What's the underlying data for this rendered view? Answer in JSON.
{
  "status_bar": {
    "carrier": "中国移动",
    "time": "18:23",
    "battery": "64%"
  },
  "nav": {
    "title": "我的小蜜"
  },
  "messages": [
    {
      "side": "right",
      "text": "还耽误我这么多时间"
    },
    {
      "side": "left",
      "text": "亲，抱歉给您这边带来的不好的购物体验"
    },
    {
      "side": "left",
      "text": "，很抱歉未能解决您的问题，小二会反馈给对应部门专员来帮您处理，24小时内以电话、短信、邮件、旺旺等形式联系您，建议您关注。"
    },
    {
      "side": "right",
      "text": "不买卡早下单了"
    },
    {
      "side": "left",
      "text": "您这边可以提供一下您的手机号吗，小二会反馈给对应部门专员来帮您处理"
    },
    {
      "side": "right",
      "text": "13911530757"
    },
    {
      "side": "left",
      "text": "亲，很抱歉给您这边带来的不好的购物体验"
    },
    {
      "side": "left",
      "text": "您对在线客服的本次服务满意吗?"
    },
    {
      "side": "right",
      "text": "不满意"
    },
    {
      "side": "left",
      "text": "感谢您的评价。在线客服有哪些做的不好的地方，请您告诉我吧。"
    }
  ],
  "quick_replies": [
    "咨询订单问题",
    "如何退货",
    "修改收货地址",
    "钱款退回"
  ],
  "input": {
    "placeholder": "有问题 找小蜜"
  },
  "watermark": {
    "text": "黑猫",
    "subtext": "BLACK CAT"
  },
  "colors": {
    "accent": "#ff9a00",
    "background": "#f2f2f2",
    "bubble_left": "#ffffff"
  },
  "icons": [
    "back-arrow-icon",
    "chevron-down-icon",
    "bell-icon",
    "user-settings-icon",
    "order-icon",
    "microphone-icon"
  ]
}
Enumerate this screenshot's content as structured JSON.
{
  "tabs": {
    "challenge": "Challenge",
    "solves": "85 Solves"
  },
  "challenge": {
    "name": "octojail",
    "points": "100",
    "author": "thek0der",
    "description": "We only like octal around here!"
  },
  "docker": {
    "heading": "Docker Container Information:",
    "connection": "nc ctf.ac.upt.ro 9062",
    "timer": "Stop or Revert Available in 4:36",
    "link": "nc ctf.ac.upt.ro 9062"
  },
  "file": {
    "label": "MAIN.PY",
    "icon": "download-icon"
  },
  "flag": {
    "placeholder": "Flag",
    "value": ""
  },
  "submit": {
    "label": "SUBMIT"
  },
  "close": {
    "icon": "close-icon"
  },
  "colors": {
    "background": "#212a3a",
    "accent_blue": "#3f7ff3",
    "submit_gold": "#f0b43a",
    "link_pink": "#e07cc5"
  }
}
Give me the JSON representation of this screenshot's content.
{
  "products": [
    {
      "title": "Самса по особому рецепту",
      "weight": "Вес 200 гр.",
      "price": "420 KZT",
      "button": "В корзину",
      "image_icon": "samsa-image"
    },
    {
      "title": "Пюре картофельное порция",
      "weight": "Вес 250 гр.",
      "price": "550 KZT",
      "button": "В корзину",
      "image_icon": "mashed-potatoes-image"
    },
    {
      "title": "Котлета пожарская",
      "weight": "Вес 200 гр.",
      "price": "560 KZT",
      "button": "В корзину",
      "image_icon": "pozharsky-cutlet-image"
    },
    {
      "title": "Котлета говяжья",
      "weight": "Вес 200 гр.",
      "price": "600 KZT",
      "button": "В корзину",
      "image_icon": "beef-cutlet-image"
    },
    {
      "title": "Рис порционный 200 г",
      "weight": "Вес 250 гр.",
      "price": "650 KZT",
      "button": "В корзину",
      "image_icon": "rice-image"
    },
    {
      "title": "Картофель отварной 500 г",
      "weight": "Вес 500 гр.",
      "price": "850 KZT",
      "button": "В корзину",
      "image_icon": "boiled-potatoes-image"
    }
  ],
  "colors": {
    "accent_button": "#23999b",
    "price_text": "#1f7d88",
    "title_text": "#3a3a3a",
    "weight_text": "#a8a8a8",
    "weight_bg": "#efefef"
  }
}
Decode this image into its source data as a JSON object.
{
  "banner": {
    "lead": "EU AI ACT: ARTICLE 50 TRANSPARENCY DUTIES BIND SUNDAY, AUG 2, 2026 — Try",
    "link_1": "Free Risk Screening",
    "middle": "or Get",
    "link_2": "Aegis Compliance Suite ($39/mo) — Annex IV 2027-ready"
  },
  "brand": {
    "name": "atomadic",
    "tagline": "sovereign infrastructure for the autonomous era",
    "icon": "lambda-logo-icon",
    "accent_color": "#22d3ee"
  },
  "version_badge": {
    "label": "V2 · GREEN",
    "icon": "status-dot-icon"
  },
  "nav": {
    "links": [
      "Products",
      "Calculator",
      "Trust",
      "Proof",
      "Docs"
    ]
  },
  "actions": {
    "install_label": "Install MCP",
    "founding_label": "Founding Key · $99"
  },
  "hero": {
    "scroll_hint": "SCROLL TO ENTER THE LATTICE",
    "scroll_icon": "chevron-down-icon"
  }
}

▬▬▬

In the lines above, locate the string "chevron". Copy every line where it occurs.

    "chevron-down-icon",
    "scroll_icon": "chevron-down-icon"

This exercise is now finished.